AKA: University of Washington, Seattle, Burke Museum of Natural History and Culture, Seattle, WA

Structure Type: built works - exhibition buildings - museums; built works - public buildings - schools - university buildings

Designers: Chiarelli, James J., Architect (firm); James Joseph Chiarelli (architect)

Dates: constructed 1962

2 stories, total floor area: 68,916 sq. ft.

17th Avenue NE and NE 45th Street
University of Washington Campus, Seattle, WA 98195-3010

OpenStreetMap (new tab)
Google Map (new tab)
click to view google map
On University of Washington, Seattle, Campus, at 17th Avenue NE and NE 45th Street.

Overview

Funded as a memorial for Judge Thomas Burke, early Seattle promoter and associate of railroad baron James J. Hill, the Burke has developed collections that explore the cultural and natural history of Washington State.

Building History

Both chambers of the Washington legislature authorized the establishment of the Washington State Museum on 03/06/1899. Its purpose, according to the original law was as follows: "The museum of the university of Washington is hereby constituted the state museum as a depository for the preservation and exhibition of documents and objects possessing an historical value, of materials illustrating the flora, fauna, anthropology, mineral wealth and natural resources of the state, and for all documents and objects whose preservation will be of value to the student of history and the natural sciences." Initially, items from the museum's collections were displayed in Denny and Science (Parrington) Halls, but spaces for storage and exhibition increased dramatically following the 1909 Alaska-Yukon-Pacific Exposition (AYPE). After the fair's closure in 1910, the California Building received the ethnographic collections and the former Forestry Building received the natural specimens.

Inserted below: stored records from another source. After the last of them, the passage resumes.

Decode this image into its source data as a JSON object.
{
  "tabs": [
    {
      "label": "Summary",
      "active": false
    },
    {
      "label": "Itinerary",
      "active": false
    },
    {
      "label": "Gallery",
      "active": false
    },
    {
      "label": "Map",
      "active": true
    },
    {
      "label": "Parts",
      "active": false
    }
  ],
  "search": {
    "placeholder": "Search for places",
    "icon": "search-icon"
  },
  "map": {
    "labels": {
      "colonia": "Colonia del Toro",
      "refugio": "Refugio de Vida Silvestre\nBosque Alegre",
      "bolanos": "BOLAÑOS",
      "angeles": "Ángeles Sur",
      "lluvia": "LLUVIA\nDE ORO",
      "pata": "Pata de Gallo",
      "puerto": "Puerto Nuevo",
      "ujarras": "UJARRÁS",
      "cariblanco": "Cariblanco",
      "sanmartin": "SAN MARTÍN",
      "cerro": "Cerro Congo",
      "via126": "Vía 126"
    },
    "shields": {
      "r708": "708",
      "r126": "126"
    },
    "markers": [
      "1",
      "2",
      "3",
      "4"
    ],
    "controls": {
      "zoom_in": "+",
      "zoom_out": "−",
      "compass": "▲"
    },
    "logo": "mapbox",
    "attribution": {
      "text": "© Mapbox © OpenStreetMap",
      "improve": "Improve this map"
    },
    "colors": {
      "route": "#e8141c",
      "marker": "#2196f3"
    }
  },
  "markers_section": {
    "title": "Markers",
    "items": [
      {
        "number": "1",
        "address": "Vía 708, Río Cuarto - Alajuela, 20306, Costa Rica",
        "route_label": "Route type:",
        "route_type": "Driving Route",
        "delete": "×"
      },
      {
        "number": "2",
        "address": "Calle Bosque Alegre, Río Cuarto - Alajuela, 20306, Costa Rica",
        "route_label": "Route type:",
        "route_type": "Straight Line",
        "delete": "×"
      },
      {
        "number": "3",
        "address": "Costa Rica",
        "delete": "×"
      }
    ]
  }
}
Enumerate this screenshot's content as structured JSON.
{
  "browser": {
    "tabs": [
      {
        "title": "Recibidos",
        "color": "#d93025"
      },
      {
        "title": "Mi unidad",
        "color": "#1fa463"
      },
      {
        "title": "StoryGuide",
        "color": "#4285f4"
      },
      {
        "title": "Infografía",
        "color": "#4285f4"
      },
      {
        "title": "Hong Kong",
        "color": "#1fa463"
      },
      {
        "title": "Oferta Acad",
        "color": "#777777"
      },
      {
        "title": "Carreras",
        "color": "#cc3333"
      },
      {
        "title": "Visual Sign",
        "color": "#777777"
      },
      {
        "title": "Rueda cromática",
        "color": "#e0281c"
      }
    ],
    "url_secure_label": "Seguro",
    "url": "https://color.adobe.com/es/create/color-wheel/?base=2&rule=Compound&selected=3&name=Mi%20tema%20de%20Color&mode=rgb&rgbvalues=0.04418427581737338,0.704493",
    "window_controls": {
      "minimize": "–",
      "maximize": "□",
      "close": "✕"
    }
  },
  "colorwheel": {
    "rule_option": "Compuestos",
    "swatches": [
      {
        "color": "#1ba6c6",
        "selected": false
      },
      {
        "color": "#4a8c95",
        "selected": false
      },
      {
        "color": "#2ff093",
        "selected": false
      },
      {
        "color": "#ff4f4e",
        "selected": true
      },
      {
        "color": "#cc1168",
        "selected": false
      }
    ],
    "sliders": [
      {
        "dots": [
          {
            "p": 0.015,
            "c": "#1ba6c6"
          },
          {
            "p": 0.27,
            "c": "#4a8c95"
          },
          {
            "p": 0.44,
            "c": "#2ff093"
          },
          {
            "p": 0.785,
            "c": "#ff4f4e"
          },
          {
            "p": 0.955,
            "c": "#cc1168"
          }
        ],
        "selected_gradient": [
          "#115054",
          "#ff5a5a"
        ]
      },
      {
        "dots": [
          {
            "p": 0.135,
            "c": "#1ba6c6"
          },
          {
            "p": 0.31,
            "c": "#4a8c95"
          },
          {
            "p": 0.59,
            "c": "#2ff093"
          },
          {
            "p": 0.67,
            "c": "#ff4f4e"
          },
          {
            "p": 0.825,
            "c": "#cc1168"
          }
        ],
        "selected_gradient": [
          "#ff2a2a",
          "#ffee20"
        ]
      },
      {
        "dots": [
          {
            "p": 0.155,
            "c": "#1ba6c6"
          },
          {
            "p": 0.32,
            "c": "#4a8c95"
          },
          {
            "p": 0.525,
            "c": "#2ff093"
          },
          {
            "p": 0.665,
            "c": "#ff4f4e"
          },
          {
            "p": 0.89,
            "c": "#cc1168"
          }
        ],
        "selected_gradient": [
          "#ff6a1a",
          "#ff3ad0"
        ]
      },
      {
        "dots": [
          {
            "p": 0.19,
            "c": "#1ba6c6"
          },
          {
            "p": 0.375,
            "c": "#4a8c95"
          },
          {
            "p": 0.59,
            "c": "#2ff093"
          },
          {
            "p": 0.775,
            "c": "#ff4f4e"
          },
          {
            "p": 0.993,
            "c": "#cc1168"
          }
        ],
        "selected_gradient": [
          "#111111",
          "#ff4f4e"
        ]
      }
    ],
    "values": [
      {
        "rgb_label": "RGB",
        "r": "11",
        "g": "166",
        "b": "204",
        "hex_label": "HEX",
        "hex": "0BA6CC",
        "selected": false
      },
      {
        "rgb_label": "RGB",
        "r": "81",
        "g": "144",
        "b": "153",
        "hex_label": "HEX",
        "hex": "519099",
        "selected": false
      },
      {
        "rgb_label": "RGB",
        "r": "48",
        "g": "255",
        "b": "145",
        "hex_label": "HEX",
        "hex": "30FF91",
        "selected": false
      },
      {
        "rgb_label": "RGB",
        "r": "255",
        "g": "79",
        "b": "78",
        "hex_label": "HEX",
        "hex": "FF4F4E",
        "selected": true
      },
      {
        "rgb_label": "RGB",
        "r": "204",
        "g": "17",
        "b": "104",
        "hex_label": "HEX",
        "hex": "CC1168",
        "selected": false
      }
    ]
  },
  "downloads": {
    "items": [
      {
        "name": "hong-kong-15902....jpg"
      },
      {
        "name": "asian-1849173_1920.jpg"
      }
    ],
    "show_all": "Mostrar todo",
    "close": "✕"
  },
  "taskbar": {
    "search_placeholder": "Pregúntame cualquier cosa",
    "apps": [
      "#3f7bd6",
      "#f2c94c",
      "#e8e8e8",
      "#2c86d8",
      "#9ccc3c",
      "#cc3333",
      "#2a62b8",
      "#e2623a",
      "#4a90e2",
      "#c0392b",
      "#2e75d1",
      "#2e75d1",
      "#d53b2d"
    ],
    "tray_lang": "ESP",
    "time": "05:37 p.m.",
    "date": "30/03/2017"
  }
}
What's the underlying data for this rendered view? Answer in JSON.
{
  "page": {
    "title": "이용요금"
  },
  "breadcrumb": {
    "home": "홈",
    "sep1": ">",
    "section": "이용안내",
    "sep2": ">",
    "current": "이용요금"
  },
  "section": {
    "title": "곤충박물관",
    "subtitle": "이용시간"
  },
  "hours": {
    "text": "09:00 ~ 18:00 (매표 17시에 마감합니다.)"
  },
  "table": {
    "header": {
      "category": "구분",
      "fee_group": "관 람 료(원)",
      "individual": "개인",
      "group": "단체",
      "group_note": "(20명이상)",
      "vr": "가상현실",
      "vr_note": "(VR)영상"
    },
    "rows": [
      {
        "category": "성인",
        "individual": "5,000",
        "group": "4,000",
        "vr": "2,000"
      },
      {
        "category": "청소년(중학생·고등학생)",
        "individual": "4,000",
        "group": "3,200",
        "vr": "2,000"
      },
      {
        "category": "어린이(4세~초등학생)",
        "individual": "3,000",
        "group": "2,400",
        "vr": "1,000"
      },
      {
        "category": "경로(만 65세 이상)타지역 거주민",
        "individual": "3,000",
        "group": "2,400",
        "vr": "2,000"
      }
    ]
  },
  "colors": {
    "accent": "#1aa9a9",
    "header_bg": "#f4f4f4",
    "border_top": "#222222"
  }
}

The California Building developed significant structural problems by 1914, and the ethnographic items were relocated to the Forestry Building where the entire collection remained until 1923 when the colossal timbers of this AYPE pavilion began to show significant deterioration. The collection was removed from here and stored until 1927, when the museum opened in the Washington State Building. It remained here until the UW Faculty Senate formally requested a replacement museum, starting a process that was not completed until nine years later.

In 1958, Seattle architect James Chiarelli (1908-1990) produced plans for a $900,000 design for the Thomas Burke Memorial Washington State Museum, for which construction was to have begun in 02/1959. According to the Seattle Times of 09/15/1959, this 1958-1959 design "'was too much building planned for the money available....'" The article continued, "The difficulty apparently was over what other facilities would be contained in the building in addition to the museum." The article indicated that Chiarelli would aim to present new, less expensive plans before the UW Board of Regents at their 12/1959 meeting. It also stated that the UW authorized Chiarelli to renew work on the plans in 09/1959, suggesting that the architect spent nearly 3/4ths of 1959 waiting for the university's decision about whether to proceed or not.

The Estate of Caroline McGilvra Burke, Thomas Burke's wife, provided most of the funds for the museum's construction, and the Burkes' collections of Northwest Indian objects were also part of the donation. She made this bequest at her death in 1925. By 1959, the interest on the estate gift had probably grown to the point where a museum of modest size could have been built.

Tel: 206.543.5590 (2007).

Demolition

In 2015, plans for the demolition of the Burke Museum #1 were disclosed. A new museum, three stories in height, would replace it containing 105,387 square feet of space.

PCAD id: 6730